- [Task to complete] Every line that contains the word "desc" is to be copied from the listing.

- [Supplied entries]
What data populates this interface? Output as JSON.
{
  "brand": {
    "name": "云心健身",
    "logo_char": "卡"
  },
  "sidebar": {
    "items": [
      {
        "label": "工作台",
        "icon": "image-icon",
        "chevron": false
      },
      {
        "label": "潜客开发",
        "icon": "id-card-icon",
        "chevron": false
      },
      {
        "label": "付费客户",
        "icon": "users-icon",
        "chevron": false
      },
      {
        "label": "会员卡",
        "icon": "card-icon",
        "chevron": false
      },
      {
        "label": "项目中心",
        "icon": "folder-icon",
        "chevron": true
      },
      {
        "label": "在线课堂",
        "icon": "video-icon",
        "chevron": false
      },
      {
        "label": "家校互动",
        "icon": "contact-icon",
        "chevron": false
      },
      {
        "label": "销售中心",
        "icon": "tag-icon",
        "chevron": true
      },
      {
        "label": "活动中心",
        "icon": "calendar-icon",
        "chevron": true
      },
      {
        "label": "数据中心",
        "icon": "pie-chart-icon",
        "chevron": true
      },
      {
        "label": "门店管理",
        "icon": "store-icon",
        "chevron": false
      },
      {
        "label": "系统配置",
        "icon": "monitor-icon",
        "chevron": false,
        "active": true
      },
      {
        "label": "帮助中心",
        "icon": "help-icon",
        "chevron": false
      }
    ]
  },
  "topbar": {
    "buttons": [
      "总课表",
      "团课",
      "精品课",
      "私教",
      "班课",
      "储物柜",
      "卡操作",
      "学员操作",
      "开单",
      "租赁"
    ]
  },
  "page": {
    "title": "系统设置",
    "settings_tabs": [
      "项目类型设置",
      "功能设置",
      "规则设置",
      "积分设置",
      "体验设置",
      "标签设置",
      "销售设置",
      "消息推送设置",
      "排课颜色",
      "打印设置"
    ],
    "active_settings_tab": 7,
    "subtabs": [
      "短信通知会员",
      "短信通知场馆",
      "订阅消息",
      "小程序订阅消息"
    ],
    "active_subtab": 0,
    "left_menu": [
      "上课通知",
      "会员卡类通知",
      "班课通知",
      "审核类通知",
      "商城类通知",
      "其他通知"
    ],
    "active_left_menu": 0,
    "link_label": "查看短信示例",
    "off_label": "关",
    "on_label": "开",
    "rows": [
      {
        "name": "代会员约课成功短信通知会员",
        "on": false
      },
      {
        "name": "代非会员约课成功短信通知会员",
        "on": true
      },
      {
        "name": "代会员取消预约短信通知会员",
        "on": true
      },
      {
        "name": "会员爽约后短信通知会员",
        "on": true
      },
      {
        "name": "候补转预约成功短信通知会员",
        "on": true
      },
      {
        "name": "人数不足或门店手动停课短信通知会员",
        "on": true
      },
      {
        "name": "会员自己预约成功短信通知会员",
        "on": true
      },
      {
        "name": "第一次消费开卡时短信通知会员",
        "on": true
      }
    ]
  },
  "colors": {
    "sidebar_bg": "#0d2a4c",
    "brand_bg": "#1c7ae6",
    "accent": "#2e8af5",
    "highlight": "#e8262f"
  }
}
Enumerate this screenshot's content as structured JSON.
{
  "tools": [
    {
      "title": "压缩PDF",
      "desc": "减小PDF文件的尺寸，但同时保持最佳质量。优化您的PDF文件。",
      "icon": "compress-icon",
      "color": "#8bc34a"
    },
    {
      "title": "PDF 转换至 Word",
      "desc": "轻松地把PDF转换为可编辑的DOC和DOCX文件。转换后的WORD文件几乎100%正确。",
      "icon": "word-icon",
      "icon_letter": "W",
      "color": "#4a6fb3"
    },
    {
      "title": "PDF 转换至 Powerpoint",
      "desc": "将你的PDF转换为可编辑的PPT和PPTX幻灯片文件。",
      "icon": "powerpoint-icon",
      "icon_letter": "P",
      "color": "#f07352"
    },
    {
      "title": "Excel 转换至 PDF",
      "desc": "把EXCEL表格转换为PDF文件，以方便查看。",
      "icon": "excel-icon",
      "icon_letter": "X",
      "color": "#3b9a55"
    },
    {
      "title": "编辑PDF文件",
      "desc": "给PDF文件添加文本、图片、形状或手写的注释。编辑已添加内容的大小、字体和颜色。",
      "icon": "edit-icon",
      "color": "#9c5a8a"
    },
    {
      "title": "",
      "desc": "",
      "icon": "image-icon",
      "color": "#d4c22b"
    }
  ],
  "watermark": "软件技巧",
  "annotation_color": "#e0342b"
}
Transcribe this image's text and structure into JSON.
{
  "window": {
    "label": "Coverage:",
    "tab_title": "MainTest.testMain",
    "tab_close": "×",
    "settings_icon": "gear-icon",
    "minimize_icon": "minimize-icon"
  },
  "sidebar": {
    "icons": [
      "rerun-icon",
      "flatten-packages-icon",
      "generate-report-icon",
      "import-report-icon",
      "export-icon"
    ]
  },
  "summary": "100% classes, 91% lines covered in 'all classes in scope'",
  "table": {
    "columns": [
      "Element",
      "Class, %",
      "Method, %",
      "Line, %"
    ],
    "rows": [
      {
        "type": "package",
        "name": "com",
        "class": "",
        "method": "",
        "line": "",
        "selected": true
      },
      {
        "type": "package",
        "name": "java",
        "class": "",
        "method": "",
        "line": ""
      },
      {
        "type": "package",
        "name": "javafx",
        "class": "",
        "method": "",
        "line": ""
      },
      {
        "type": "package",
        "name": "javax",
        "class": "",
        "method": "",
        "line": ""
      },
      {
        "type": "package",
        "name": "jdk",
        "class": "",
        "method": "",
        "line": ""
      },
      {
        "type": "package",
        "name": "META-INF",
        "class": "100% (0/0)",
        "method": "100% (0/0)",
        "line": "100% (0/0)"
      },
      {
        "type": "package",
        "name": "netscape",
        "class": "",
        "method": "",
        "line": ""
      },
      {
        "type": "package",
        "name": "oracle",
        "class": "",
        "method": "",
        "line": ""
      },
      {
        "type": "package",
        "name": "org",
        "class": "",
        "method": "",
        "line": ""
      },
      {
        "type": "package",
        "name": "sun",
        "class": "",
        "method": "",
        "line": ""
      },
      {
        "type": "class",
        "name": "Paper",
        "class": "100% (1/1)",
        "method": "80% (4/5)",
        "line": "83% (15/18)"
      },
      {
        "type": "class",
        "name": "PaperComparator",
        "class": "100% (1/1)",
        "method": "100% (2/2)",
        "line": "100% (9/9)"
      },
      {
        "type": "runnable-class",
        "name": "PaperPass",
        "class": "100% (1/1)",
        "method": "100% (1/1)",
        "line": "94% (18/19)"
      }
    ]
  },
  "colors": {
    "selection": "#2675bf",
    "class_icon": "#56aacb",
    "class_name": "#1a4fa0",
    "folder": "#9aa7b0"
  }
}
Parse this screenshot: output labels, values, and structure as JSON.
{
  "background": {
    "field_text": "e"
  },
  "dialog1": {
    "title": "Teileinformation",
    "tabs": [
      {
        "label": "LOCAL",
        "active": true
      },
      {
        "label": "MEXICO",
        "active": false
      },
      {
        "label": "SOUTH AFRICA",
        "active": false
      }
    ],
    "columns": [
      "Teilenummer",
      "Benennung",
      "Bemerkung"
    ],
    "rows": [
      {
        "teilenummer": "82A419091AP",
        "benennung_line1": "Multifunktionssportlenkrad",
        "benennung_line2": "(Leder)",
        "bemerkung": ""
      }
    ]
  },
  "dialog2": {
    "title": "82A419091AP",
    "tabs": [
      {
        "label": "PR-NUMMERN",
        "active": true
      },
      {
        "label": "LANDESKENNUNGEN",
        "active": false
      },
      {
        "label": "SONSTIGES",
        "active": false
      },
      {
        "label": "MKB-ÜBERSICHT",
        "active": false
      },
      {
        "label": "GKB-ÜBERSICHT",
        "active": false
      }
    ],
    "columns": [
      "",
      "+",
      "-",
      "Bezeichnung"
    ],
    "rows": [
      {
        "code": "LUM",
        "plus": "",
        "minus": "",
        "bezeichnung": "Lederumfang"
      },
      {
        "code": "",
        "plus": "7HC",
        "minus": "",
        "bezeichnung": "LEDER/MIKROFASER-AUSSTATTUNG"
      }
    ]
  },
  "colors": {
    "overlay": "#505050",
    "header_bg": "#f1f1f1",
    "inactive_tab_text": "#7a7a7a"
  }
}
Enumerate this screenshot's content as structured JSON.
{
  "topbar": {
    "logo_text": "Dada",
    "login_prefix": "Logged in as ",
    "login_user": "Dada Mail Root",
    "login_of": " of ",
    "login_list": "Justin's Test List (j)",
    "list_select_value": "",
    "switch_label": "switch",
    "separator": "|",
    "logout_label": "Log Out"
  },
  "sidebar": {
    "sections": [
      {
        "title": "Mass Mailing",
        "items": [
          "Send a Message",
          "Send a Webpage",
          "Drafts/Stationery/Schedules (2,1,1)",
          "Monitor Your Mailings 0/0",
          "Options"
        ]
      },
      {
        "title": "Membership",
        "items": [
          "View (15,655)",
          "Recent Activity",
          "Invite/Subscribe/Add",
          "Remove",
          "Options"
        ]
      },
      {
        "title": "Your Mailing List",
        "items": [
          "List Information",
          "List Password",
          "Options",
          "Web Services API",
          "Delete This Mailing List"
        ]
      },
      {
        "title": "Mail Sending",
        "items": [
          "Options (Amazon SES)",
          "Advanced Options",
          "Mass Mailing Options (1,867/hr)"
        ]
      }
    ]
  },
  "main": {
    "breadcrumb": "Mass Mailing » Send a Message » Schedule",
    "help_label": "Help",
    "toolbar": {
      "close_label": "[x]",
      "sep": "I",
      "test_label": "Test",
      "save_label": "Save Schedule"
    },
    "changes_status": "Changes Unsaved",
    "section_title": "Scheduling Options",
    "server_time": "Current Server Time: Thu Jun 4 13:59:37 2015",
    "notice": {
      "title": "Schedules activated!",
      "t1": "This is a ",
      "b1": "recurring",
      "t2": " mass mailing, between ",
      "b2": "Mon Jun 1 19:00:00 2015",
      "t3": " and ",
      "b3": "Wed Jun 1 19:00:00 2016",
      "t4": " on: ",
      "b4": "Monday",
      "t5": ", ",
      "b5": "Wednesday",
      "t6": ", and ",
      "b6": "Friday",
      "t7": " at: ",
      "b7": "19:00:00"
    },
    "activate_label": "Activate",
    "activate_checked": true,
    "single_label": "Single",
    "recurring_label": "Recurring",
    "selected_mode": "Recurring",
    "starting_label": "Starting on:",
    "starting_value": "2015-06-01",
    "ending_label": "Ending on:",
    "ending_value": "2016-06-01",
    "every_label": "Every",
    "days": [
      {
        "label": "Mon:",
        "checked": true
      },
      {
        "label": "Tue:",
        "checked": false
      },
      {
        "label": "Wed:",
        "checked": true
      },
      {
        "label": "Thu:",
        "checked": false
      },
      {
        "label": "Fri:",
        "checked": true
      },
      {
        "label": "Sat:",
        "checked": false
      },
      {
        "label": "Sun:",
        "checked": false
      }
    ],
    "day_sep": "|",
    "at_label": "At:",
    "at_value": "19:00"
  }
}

- [Response box]
      "desc": "减小PDF文件的尺寸，但同时保持最佳质量。优化您的PDF文件。",
      "desc": "轻松地把PDF转换为可编辑的DOC和DOCX文件。转换后的WORD文件几乎100%正确。",
      "desc": "将你的PDF转换为可编辑的PPT和PPTX幻灯片文件。",
      "desc": "把EXCEL表格转换为PDF文件，以方便查看。",
      "desc": "给PDF文件添加文本、图片、形状或手写的注释。编辑已添加内容的大小、字体和颜色。",
      "desc": "",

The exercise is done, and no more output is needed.